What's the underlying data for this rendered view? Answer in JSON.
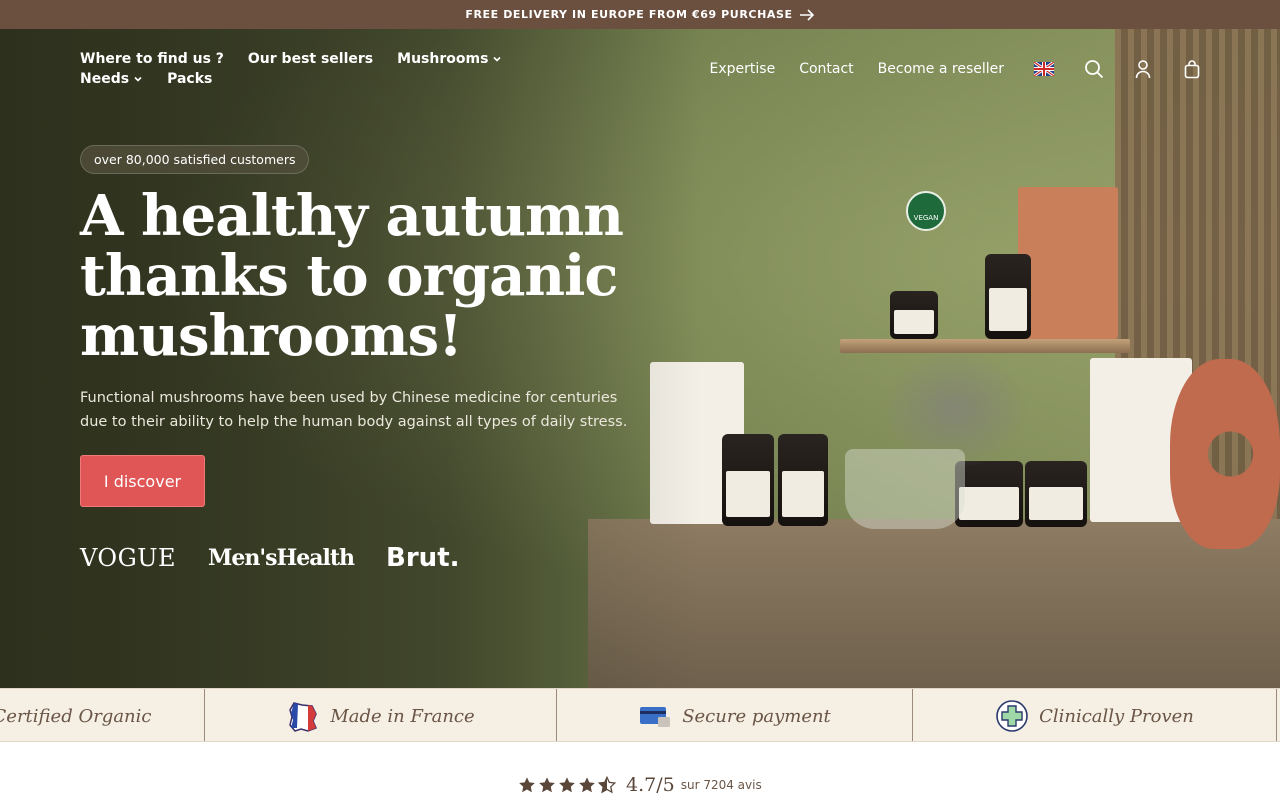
{
  "announcement": {
    "text": "FREE DELIVERY IN EUROPE FROM €69 PURCHASE"
  },
  "nav": {
    "left": [
      {
        "label": "Where to find us ?",
        "has_dropdown": false
      },
      {
        "label": "Our best sellers",
        "has_dropdown": false
      },
      {
        "label": "Mushrooms",
        "has_dropdown": true
      },
      {
        "label": "Needs",
        "has_dropdown": true
      },
      {
        "label": "Packs",
        "has_dropdown": false
      }
    ],
    "right": [
      {
        "label": "Expertise"
      },
      {
        "label": "Contact"
      },
      {
        "label": "Become a reseller"
      }
    ],
    "icons": [
      "uk-flag-icon",
      "search-icon",
      "account-icon",
      "cart-icon"
    ]
  },
  "hero": {
    "badge": "over 80,000 satisfied customers",
    "title": "A healthy autumn thanks to organic mushrooms!",
    "subtitle": "Functional mushrooms have been used by Chinese medicine for centuries due to their ability to help the human body against all types of daily stress.",
    "cta": "I discover",
    "press": [
      "VOGUE",
      "Men'sHealth",
      "Brut."
    ],
    "product_badge": "VEGAN"
  },
  "trust_band": [
    {
      "label": "Certified Organic",
      "icon": "organic-icon"
    },
    {
      "label": "Made in France",
      "icon": "france-map-icon"
    },
    {
      "label": "Secure payment",
      "icon": "credit-card-icon"
    },
    {
      "label": "Clinically Proven",
      "icon": "medical-cross-icon"
    }
  ],
  "rating": {
    "score": "4.7",
    "max": "/5",
    "reviews_text": "sur 7204 avis",
    "stars_filled": 4.5
  },
  "colors": {
    "topbar": "#6b5040",
    "cta": "#e05556",
    "band": "#f5efe4",
    "text_brown": "#6a5546"
  }
}
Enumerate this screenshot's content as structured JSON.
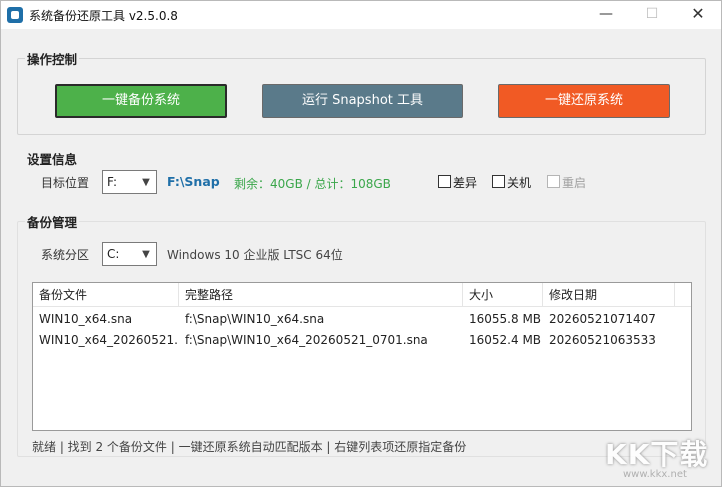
{
  "window": {
    "title": "系统备份还原工具 v2.5.0.8",
    "min_glyph": "—",
    "max_glyph": "☐",
    "close_glyph": "✕"
  },
  "operation": {
    "title": "操作控制",
    "backup_label": "一键备份系统",
    "snapshot_label": "运行 Snapshot 工具",
    "restore_label": "一键还原系统"
  },
  "settings": {
    "title": "设置信息",
    "target_label": "目标位置",
    "target_drive": "F:",
    "target_path": "F:\\Snap",
    "space_text": "剩余：40GB / 总计：108GB",
    "opt_diff": "差异",
    "opt_shutdown": "关机",
    "opt_restart": "重启"
  },
  "backup": {
    "title": "备份管理",
    "partition_label": "系统分区",
    "partition_drive": "C:",
    "os_text": "Windows 10 企业版 LTSC 64位",
    "columns": [
      "备份文件",
      "完整路径",
      "大小",
      "修改日期"
    ],
    "rows": [
      [
        "WIN10_x64.sna",
        "f:\\Snap\\WIN10_x64.sna",
        "16055.8 MB",
        "20260521071407"
      ],
      [
        "WIN10_x64_20260521...",
        "f:\\Snap\\WIN10_x64_20260521_0701.sna",
        "16052.4 MB",
        "20260521063533"
      ]
    ]
  },
  "status_text": "就绪 | 找到 2 个备份文件 | 一键还原系统自动匹配版本 | 右键列表项还原指定备份",
  "watermark": {
    "main": "KK下载",
    "sub": "www.kkx.net"
  },
  "icons": {
    "dropdown": "chevron-down-icon",
    "app": "app-icon"
  },
  "colors": {
    "backup_btn": "#4db14a",
    "snapshot_btn": "#5a7a8a",
    "restore_btn": "#f15a24",
    "path_text": "#1f6fa8",
    "space_text": "#3aa64a"
  }
}
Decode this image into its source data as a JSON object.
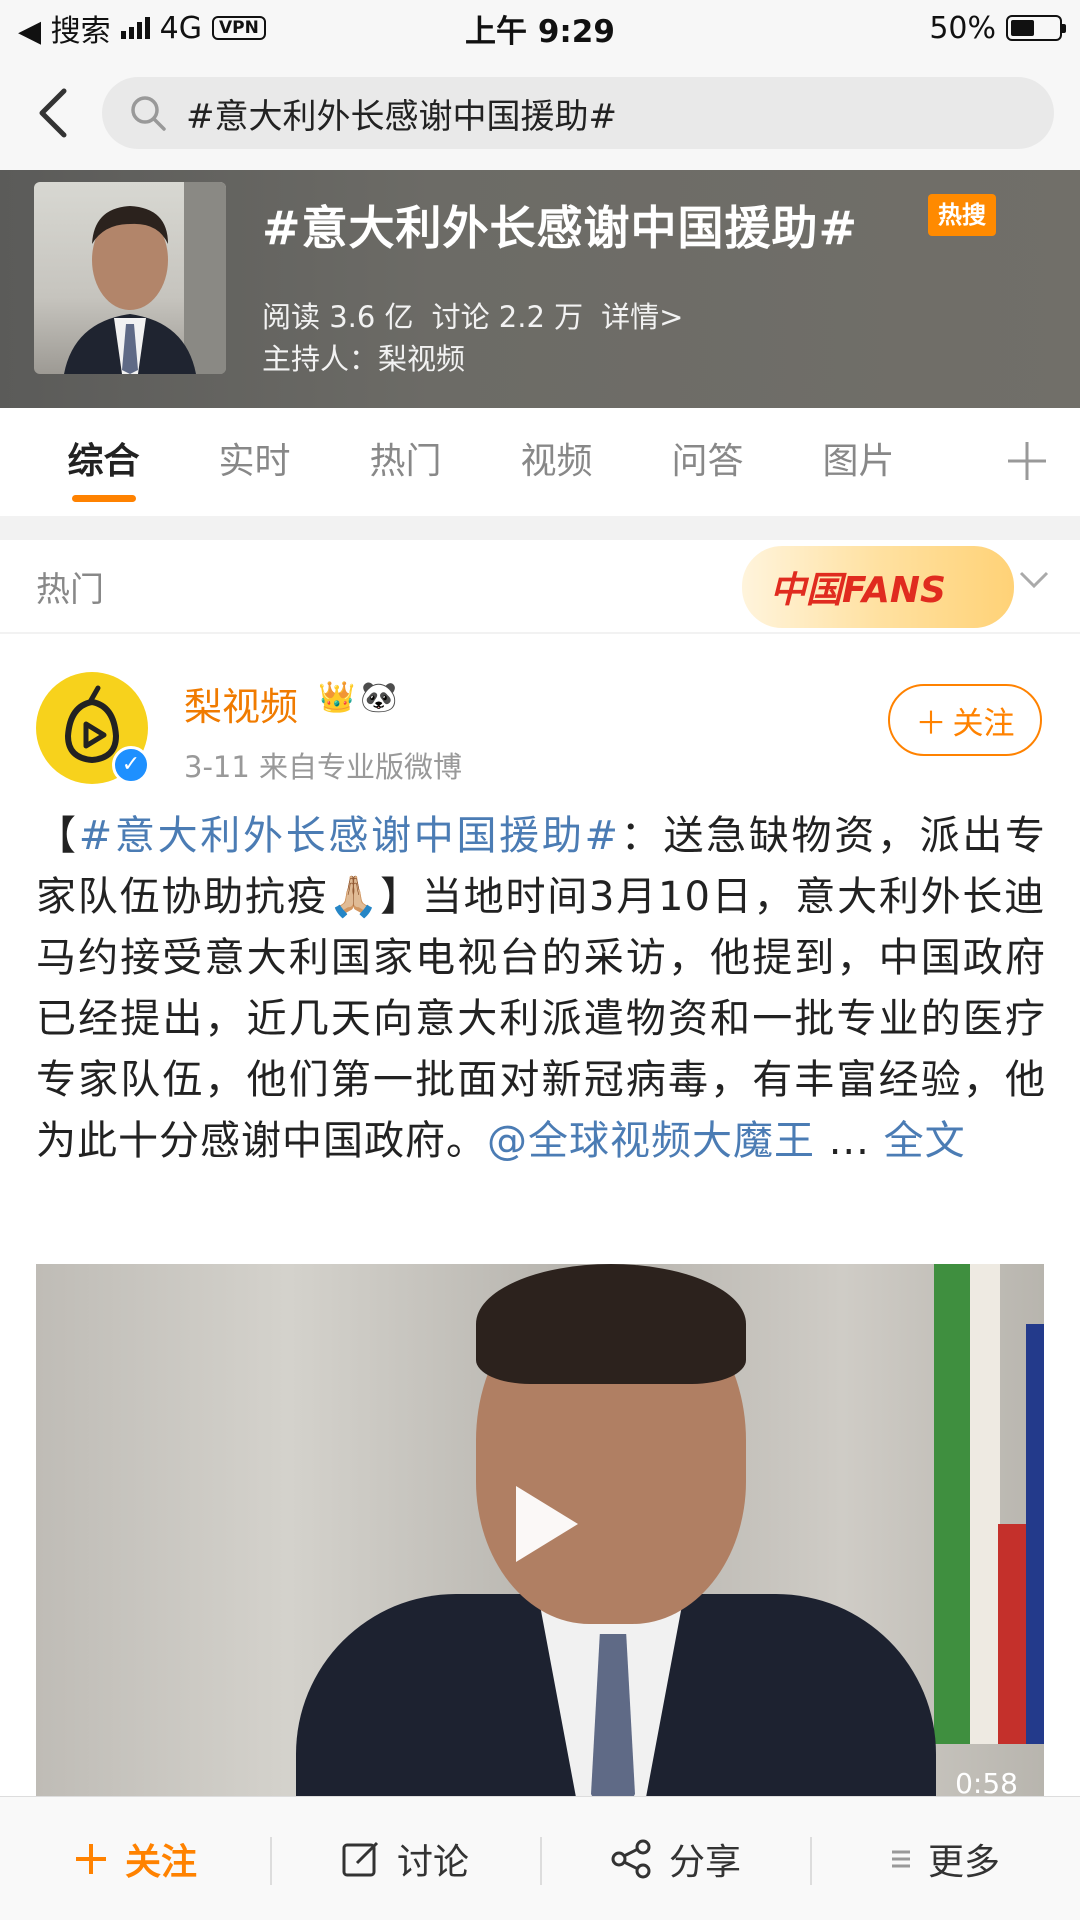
{
  "status_bar": {
    "back_app": "◀ 搜索",
    "network": "4G",
    "vpn": "VPN",
    "time": "上午 9:29",
    "battery": "50%",
    "battery_level": 0.5
  },
  "search": {
    "query": "#意大利外长感谢中国援助#"
  },
  "topic": {
    "title": "#意大利外长感谢中国援助#",
    "hot_tag": "热搜",
    "reads": "阅读 3.6 亿",
    "discussions": "讨论 2.2 万",
    "details": "详情>",
    "host": "主持人：梨视频"
  },
  "tabs": [
    {
      "label": "综合",
      "active": true
    },
    {
      "label": "实时",
      "active": false
    },
    {
      "label": "热门",
      "active": false
    },
    {
      "label": "视频",
      "active": false
    },
    {
      "label": "问答",
      "active": false
    },
    {
      "label": "图片",
      "active": false
    }
  ],
  "section": {
    "title": "热门",
    "fans_badge": "中国FANS"
  },
  "post": {
    "author": "梨视频",
    "meta": "3-11  来自专业版微博",
    "follow_label": "关注",
    "body_open": "【",
    "hashtag": "#意大利外长感谢中国援助#",
    "body_part1": "：送急缺物资，派出专家队伍协助抗疫",
    "emoji": "🙏🏼",
    "body_part2": "】当地时间3月10日，意大利外长迪马约接受意大利国家电视台的采访，他提到，中国政府已经提出，近几天向意大利派遣物资和一批专业的医疗专家队伍，他们第一批面对新冠病毒，有丰富经验，他为此十分感谢中国政府。",
    "mention": "@全球视频大魔王",
    "ellipsis": " ... ",
    "full_text": "全文",
    "video_duration": "0:58"
  },
  "bottom_bar": {
    "follow": "关注",
    "discuss": "讨论",
    "share": "分享",
    "more": "更多"
  },
  "colors": {
    "accent": "#ff8200",
    "link": "#4b7cb4",
    "verified": "#1e90ff"
  }
}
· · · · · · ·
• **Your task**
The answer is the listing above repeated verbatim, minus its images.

• **Response to this exercise**
What's the underlying data for this rendered view? Answer in JSON.
{
  "announcement": {
    "text": "FREE DELIVERY IN EUROPE FROM €69 PURCHASE"
  },
  "nav": {
    "left": [
      {
        "label": "Where to find us ?",
        "has_dropdown": false
      },
      {
        "label": "Our best sellers",
        "has_dropdown": false
      },
      {
        "label": "Mushrooms",
        "has_dropdown": true
      },
      {
        "label": "Needs",
        "has_dropdown": true
      },
      {
        "label": "Packs",
        "has_dropdown": false
      }
    ],
    "right": [
      {
        "label": "Expertise"
      },
      {
        "label": "Contact"
      },
      {
        "label": "Become a reseller"
      }
    ],
    "icons": [
      "uk-flag-icon",
      "search-icon",
      "account-icon",
      "cart-icon"
    ]
  },
  "hero": {
    "badge": "over 80,000 satisfied customers",
    "title": "A healthy autumn thanks to organic mushrooms!",
    "subtitle": "Functional mushrooms have been used by Chinese medicine for centuries due to their ability to help the human body against all types of daily stress.",
    "cta": "I discover",
    "press": [
      "VOGUE",
      "Men'sHealth",
      "Brut."
    ],
    "product_badge": "VEGAN"
  },
  "trust_band": [
    {
      "label": "Certified Organic",
      "icon": "organic-icon"
    },
    {
      "label": "Made in France",
      "icon": "france-map-icon"
    },
    {
      "label": "Secure payment",
      "icon": "credit-card-icon"
    },
    {
      "label": "Clinically Proven",
      "icon": "medical-cross-icon"
    }
  ],
  "rating": {
    "score": "4.7",
    "max": "/5",
    "reviews_text": "sur 7204 avis",
    "stars_filled": 4.5
  },
  "colors": {
    "topbar": "#6b5040",
    "cta": "#e05556",
    "band": "#f5efe4",
    "text_brown": "#6a5546"
  }
}
Enumerate this screenshot's content as structured JSON.
{
  "window": {
    "title": "系统备份还原工具 v2.5.0.8",
    "min_glyph": "—",
    "max_glyph": "☐",
    "close_glyph": "✕"
  },
  "operation": {
    "title": "操作控制",
    "backup_label": "一键备份系统",
    "snapshot_label": "运行 Snapshot 工具",
    "restore_label": "一键还原系统"
  },
  "settings": {
    "title": "设置信息",
    "target_label": "目标位置",
    "target_drive": "F:",
    "target_path": "F:\\Snap",
    "space_text": "剩余：40GB / 总计：108GB",
    "opt_diff": "差异",
    "opt_shutdown": "关机",
    "opt_restart": "重启"
  },
  "backup": {
    "title": "备份管理",
    "partition_label": "系统分区",
    "partition_drive": "C:",
    "os_text": "Windows 10 企业版 LTSC 64位",
    "columns": [
      "备份文件",
      "完整路径",
      "大小",
      "修改日期"
    ],
    "rows": [
      [
        "WIN10_x64.sna",
        "f:\\Snap\\WIN10_x64.sna",
        "16055.8 MB",
        "20260521071407"
      ],
      [
        "WIN10_x64_20260521...",
        "f:\\Snap\\WIN10_x64_20260521_0701.sna",
        "16052.4 MB",
        "20260521063533"
      ]
    ]
  },
  "status_text": "就绪 | 找到 2 个备份文件 | 一键还原系统自动匹配版本 | 右键列表项还原指定备份",
  "watermark": {
    "main": "KK下载",
    "sub": "www.kkx.net"
  },
  "icons": {
    "dropdown": "chevron-down-icon",
    "app": "app-icon"
  },
  "colors": {
    "backup_btn": "#4db14a",
    "snapshot_btn": "#5a7a8a",
    "restore_btn": "#f15a24",
    "path_text": "#1f6fa8",
    "space_text": "#3aa64a"
  }
}
Decode this image into its source data as a JSON object.
{
  "status_bar": {
    "back_app": "◀ 搜索",
    "network": "4G",
    "vpn": "VPN",
    "time": "上午 9:29",
    "battery": "50%",
    "battery_level": 0.5
  },
  "search": {
    "query": "#意大利外长感谢中国援助#"
  },
  "topic": {
    "title": "#意大利外长感谢中国援助#",
    "hot_tag": "热搜",
    "reads": "阅读 3.6 亿",
    "discussions": "讨论 2.2 万",
    "details": "详情>",
    "host": "主持人：梨视频"
  },
  "tabs": [
    {
      "label": "综合",
      "active": true
    },
    {
      "label": "实时",
      "active": false
    },
    {
      "label": "热门",
      "active": false
    },
    {
      "label": "视频",
      "active": false
    },
    {
      "label": "问答",
      "active": false
    },
    {
      "label": "图片",
      "active": false
    }
  ],
  "section": {
    "title": "热门",
    "fans_badge": "中国FANS"
  },
  "post": {
    "author": "梨视频",
    "meta": "3-11  来自专业版微博",
    "follow_label": "关注",
    "body_open": "【",
    "hashtag": "#意大利外长感谢中国援助#",
    "body_part1": "：送急缺物资，派出专家队伍协助抗疫",
    "emoji": "🙏🏼",
    "body_part2": "】当地时间3月10日，意大利外长迪马约接受意大利国家电视台的采访，他提到，中国政府已经提出，近几天向意大利派遣物资和一批专业的医疗专家队伍，他们第一批面对新冠病毒，有丰富经验，他为此十分感谢中国政府。",
    "mention": "@全球视频大魔王",
    "ellipsis": " ... ",
    "full_text": "全文",
    "video_duration": "0:58"
  },
  "bottom_bar": {
    "follow": "关注",
    "discuss": "讨论",
    "share": "分享",
    "more": "更多"
  },
  "colors": {
    "accent": "#ff8200",
    "link": "#4b7cb4",
    "verified": "#1e90ff"
  }
}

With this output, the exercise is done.